For fresh organic produce, you cannot beat a CSA, a Community Supported Agriculture farm. Look at this gorgeous bounty in my farm share this week:
All those fruits and vegetables came in the large box delivered to my pick-up location, less than an hour from the farm. Now that’s fresh! I know the zucchini had just been picked because I could still feel the little prickly “hairs” on the green skin. The vibrant red tomatoes smell like tomatoes should, as if you could taste the sunshine that ripened them on the vine.
How does a CSA work? You pay a flat fee to subscribe to the CSA and receive your share of farm fresh produce every week (or every other week, depending on your plan). You do not get to choose what comes in your box each week; you literally share in the weekly harvest on the farm. That’s one of the wonderful things about a CSA — you know you are getting local food that is in season. It hasn’t been grown halfway across the world and spent days being shipped to you before it sat in the store. By participating in a CSA, you are helping the environment with a reduction of the burning of fuel to ship the produce, and with the support of earth-friendly organic farming methods. As a bonus, because the fruits and vegetables are so fresh, they last longer once you bring them home. Something that might wilt or wither a few days after purchase from the grocery store can last a week or two when it comes straight from the farm to you.
What’s the downside to a CSA? To me there’s no downside, but I will say that it can seem pricey if you’re used to buying conventionally-grown produce from the grocery store. Furthermore, in a typical CSA, while you share in the bounty of produce, you also share in any decline in production due to drought, flooding or pests. Some CSA farms will supplement their produce under agreements with other local farms to make up any dips in production and to provide a little more variety to the boxes each week.
I pay $30 for the large farm share (plus a $3 delivery fee so I do not have to travel to the farm) and as you can see above I received:
- a bunch of carrots
- a box of green beans
- three large potatoes
- four tomatoes
- two grapefruit
- a head of red leaf lettuce
- a bunch of kale
- a box of green grapes
- 3 large Fuji apples
- two big zucchini
- two cucumbers
So what did my four-year-old and I have for lunch? Grapes, cucumbers (with hummus), and apple slices. My older girls gobbled the other apples for an after school snack, and the red leaf lettuce and cucumbers made it into our dinner salad. The farms often provide recipes to teach you how to prepare unusual vegetables (my CSA favorite is kohlrabi with olive oil and salt!) and use up your produce.
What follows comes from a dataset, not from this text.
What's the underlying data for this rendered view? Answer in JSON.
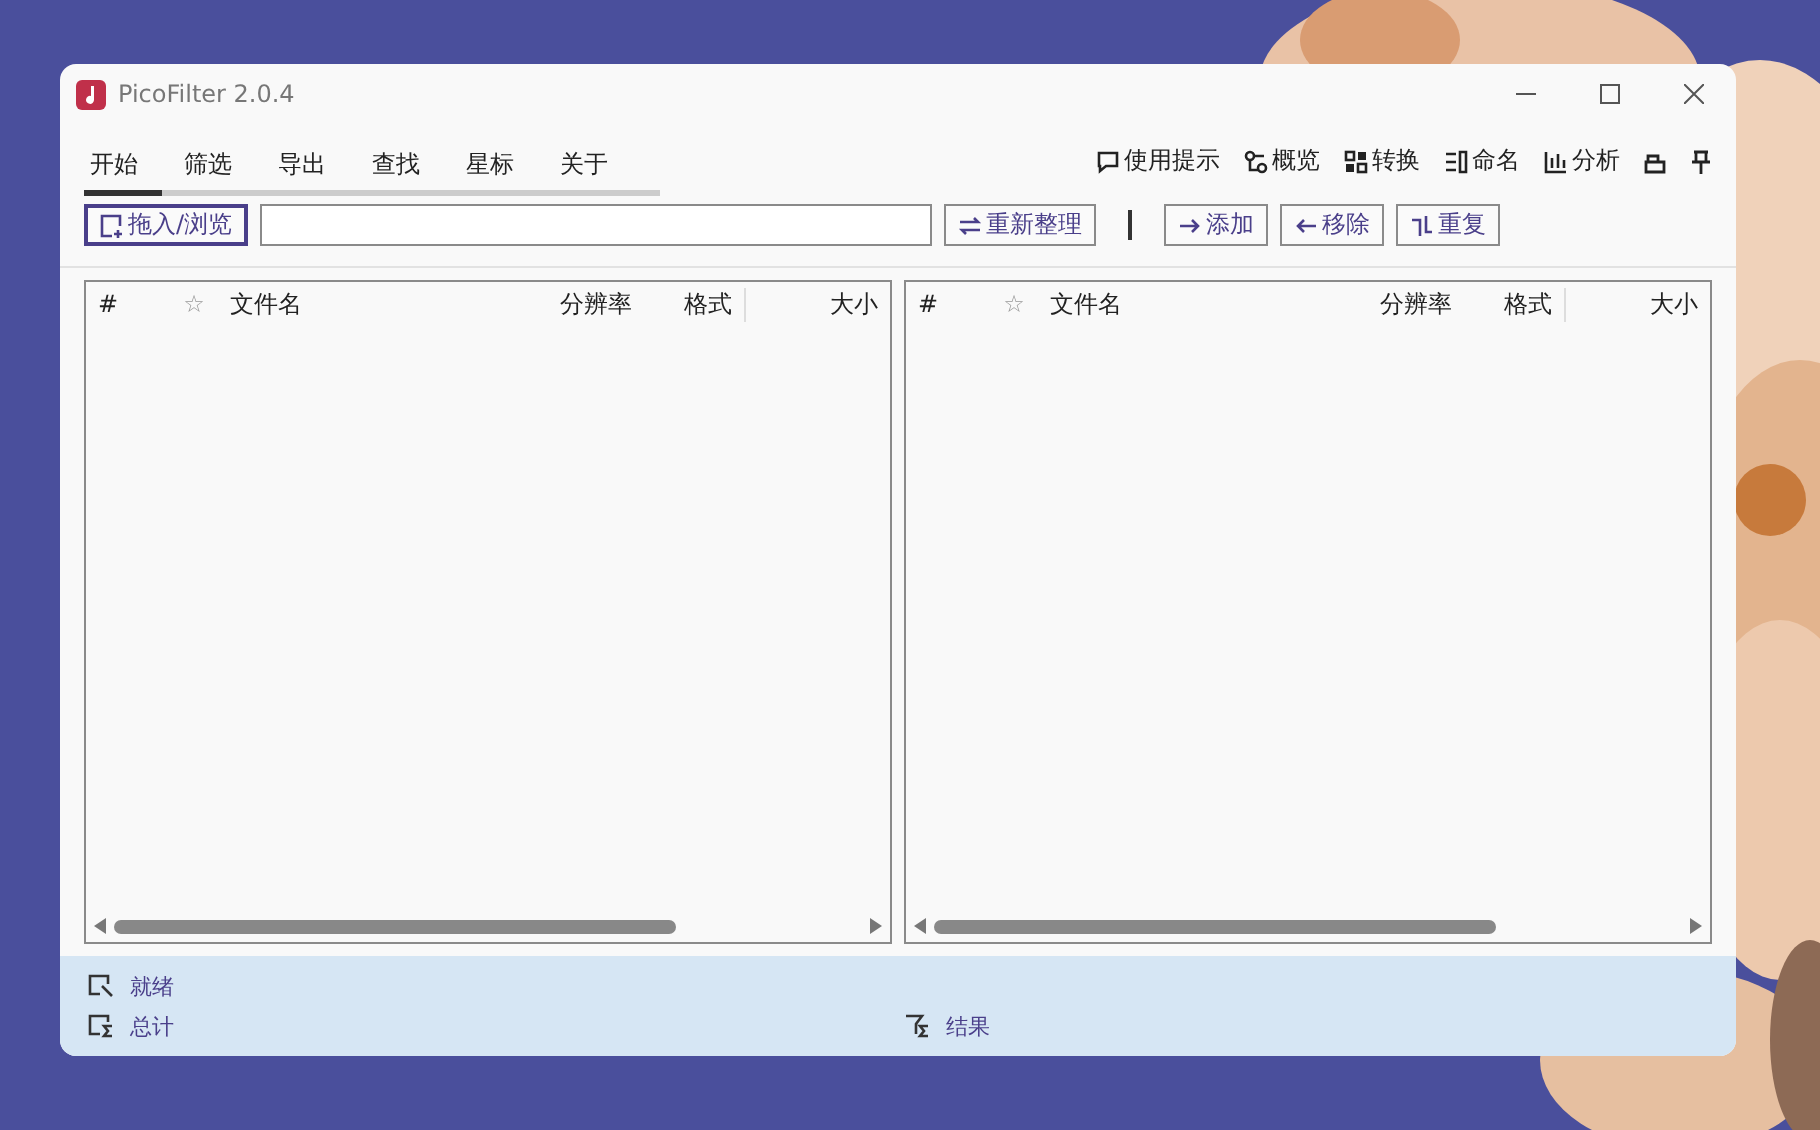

I have seen news articles lately that declare that organic produce is no more nutritious than conventionally grown food. That does not bother me at all. The better flavor alone is worth any extra cost! I dare you to taste test a conventionally grown strawberry versus an organic one. Then consider the fact that organic food is not grown with chemical fertilizers and pesticides. Add in the freshness of my organic CSA produce and the environmental benefits of organic farming methods, and I’m sold on organic food!
I’ve belonged to a few different CSAs over the years and been happy with all of them. My current subscription is with Tanaka Farms, the largest U-pick farm in Orange County, California. Here’s a photo of my youngest, strawberry picking on the farm two years ago:
To find a CSA in the United States or Canada, go to Local Harvest and search for your location.
Do you have a share in a CSA farm? Do you buy organic produce? Why or why not?